On April 19, a local physician penned a column in The News-Enterprise criticizing Hardin Fiscal Court’s decision to move forward with the planning, design and engineering for a new county government facility and expansion and renovations programmed for Hardin Memorial Health.

Among the exaggerations is the debt he claims the county recently incurred or will incur if these projects come to fruition.

The anticipated debt for the county’s new government center is $10 million, not the $20 million he asserts. There is no outstanding debt on the land. Hardin County government is currently at 10.4 percent of its statutory debt capacity, the lowest level in decades. Adding $10 million will put us at less than 20 percent of capacity.

Hardin Memorial Health is now debt free for the first time in more than 20 years. The debt for HMH’s programmed expansion and renovations is projected at $40 million not $50 million as indicated. Other expenditures cited were accomplished with existing funds, not new debt.  

He states over the last few months the county has taken on debt exceeding $100 million. It appears this physician has a tendency to double his numbers – we’ll come back to that thought.

Two decades ago, he had no problem with the county government taking on more than $20 million of debt to construct a new county-owned landfill. Why wasn’t he concerned then? Because he was the one selling the county the property for the landfill to be constructed on. For $2 million, he and his partner sold the county government land he purchased for the purpose of building a landfill for twice (double) the amount he paid for it three years earlier.

This same physician enabled the saddling of county government with excessive long-term debt (20-plus years) and a flawed business model for debt repayment that seriously failed halfway through the loan (bond) repayment period for the county’s landfill.
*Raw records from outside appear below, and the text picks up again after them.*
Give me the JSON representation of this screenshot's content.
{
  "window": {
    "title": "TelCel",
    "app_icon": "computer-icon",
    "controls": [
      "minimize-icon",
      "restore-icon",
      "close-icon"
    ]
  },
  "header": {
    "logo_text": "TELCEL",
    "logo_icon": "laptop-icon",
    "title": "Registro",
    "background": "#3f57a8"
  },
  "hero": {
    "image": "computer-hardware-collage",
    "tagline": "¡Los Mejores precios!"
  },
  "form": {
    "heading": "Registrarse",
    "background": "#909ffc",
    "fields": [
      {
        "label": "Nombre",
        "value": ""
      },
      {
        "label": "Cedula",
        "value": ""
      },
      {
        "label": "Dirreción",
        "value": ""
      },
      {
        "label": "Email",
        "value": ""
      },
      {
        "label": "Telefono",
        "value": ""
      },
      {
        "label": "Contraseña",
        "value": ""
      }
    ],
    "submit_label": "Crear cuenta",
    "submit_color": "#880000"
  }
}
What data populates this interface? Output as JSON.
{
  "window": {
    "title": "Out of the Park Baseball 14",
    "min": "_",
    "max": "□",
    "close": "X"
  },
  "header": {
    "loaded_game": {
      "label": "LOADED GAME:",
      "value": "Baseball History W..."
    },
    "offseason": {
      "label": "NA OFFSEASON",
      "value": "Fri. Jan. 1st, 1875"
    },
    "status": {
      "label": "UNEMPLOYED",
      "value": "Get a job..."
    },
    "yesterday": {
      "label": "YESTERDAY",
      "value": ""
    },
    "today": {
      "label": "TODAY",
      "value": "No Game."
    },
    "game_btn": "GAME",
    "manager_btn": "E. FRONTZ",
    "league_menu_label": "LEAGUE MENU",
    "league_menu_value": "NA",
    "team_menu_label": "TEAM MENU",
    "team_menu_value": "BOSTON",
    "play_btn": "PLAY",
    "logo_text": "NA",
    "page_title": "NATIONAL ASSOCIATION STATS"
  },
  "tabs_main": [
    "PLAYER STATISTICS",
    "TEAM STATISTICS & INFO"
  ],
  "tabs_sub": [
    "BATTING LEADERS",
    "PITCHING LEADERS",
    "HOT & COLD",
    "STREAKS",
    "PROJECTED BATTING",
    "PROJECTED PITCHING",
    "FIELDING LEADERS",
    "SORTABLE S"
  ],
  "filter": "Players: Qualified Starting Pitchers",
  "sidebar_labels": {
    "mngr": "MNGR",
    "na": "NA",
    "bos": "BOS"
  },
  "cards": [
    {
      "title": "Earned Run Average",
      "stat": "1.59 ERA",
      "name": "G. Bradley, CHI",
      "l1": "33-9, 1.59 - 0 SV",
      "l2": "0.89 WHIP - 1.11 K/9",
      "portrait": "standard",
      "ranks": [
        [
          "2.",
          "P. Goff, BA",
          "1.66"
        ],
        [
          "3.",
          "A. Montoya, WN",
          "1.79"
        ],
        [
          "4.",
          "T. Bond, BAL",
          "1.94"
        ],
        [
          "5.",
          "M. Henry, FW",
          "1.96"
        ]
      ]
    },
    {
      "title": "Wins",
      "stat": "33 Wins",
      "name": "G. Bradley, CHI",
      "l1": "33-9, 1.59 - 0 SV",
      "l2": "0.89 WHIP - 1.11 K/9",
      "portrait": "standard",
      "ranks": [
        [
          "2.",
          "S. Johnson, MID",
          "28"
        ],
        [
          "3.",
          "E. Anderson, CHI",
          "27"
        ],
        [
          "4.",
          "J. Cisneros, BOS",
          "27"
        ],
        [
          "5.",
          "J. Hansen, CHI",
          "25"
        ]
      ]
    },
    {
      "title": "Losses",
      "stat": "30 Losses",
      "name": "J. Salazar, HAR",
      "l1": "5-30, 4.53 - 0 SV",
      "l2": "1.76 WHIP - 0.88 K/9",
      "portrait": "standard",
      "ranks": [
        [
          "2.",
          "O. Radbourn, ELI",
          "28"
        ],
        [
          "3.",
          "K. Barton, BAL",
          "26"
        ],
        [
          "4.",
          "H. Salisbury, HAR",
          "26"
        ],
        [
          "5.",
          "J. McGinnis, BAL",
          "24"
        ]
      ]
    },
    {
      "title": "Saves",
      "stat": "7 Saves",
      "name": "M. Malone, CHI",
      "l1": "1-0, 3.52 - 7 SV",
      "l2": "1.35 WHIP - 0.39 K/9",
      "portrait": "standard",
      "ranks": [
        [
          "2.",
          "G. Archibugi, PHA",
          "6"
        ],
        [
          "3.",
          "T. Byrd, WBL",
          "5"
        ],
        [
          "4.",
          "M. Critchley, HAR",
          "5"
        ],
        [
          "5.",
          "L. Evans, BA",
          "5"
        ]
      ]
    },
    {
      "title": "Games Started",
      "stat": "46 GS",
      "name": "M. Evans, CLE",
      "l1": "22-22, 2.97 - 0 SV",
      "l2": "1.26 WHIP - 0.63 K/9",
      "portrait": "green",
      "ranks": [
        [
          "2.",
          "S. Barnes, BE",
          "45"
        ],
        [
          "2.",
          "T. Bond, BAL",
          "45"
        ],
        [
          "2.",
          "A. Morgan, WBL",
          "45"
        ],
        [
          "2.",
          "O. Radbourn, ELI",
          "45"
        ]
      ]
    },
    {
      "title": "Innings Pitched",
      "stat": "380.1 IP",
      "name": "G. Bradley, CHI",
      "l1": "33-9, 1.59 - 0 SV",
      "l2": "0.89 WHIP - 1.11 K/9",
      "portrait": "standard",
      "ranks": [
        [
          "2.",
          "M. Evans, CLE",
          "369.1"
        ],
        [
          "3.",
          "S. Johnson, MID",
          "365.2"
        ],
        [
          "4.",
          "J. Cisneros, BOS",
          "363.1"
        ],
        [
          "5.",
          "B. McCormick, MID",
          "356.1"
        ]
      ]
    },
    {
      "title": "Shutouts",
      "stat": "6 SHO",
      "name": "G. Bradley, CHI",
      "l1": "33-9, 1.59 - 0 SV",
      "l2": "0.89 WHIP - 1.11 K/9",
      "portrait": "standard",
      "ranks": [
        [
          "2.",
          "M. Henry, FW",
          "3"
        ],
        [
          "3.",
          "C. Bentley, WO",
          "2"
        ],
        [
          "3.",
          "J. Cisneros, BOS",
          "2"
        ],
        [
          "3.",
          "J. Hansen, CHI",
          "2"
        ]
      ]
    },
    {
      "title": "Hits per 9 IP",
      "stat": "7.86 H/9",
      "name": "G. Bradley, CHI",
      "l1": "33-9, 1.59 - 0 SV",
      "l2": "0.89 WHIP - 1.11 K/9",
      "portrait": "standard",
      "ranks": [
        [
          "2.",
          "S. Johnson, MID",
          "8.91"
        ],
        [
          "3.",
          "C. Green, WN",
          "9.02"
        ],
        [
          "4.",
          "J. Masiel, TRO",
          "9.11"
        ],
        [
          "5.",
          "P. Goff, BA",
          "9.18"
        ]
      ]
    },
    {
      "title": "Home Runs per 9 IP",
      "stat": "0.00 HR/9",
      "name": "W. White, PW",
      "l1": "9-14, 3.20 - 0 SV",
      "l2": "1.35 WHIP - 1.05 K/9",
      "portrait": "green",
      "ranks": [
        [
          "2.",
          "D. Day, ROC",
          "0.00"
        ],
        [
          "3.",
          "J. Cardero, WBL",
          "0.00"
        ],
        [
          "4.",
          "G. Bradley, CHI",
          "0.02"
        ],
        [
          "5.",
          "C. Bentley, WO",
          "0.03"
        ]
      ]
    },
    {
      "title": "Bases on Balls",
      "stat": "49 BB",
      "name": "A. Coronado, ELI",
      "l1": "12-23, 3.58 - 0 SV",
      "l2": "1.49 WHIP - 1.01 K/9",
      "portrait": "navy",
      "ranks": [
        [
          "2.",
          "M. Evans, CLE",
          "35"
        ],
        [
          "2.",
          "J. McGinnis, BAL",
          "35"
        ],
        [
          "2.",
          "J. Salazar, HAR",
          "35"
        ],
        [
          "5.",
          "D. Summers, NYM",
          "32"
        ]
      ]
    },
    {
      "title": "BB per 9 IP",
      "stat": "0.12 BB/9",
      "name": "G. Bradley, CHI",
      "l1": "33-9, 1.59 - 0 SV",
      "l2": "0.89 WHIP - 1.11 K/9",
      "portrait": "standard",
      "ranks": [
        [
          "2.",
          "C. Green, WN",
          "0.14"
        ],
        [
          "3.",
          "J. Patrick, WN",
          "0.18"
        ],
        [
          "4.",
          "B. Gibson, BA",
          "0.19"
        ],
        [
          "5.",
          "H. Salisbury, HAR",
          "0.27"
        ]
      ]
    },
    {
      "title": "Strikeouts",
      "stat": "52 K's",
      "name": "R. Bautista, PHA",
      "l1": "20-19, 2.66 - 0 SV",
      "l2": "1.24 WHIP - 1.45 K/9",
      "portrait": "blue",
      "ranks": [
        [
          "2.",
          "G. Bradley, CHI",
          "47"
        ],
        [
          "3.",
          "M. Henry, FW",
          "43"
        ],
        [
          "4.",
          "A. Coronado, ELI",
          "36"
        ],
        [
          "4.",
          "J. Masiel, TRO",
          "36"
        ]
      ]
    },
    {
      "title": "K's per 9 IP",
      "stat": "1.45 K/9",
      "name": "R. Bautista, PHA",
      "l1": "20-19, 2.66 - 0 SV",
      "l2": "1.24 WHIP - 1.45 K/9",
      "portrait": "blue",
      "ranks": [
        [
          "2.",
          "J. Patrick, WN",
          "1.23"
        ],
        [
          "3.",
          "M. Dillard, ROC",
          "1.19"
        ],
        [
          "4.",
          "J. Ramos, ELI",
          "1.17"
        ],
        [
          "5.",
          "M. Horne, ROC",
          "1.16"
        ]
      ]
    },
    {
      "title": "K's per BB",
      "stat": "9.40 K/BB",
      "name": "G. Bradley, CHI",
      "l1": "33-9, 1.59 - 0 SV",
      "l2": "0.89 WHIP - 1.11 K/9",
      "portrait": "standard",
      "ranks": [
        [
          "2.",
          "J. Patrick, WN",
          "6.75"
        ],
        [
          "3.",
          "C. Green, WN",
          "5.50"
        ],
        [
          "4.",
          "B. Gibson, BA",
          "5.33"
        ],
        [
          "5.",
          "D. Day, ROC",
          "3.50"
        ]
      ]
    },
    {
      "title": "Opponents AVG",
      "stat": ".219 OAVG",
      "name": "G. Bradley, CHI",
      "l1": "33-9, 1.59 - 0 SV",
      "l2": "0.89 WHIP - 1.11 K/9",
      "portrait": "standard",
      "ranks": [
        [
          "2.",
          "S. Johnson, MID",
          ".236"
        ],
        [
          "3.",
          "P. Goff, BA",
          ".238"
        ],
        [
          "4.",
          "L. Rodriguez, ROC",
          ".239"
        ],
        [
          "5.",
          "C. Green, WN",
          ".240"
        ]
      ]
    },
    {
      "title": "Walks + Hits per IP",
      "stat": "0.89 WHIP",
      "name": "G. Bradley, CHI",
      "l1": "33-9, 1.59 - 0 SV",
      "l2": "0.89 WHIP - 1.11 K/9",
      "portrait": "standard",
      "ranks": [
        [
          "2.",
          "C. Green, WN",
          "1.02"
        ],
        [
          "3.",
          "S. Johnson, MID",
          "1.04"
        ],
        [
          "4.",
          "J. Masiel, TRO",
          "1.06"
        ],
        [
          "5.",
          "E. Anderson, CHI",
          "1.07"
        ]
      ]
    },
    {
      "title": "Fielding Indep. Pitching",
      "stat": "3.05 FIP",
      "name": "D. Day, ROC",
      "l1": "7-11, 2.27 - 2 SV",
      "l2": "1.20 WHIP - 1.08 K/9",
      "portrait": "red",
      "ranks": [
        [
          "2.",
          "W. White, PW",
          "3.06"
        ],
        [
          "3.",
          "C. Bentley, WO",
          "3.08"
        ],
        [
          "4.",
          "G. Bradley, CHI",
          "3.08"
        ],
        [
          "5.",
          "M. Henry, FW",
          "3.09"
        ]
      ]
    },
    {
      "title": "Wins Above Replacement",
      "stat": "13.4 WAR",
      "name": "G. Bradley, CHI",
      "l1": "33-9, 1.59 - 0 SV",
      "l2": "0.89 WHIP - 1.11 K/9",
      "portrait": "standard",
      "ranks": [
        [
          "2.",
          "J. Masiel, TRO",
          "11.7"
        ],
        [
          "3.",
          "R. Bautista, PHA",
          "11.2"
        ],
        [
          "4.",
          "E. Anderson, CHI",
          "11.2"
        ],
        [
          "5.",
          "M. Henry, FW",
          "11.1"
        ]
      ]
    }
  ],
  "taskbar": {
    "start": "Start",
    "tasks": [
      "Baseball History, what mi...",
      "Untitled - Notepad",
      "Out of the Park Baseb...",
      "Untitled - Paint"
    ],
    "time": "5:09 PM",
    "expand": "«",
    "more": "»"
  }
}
Of course, his payment for land was received in full upfront; not to mention profits from timbering the land prior to closing the deal with the county.

It appears the mistake fiscal court made with these new projects was not utilizing land prescribed by the good doctor.

Harry L. Berry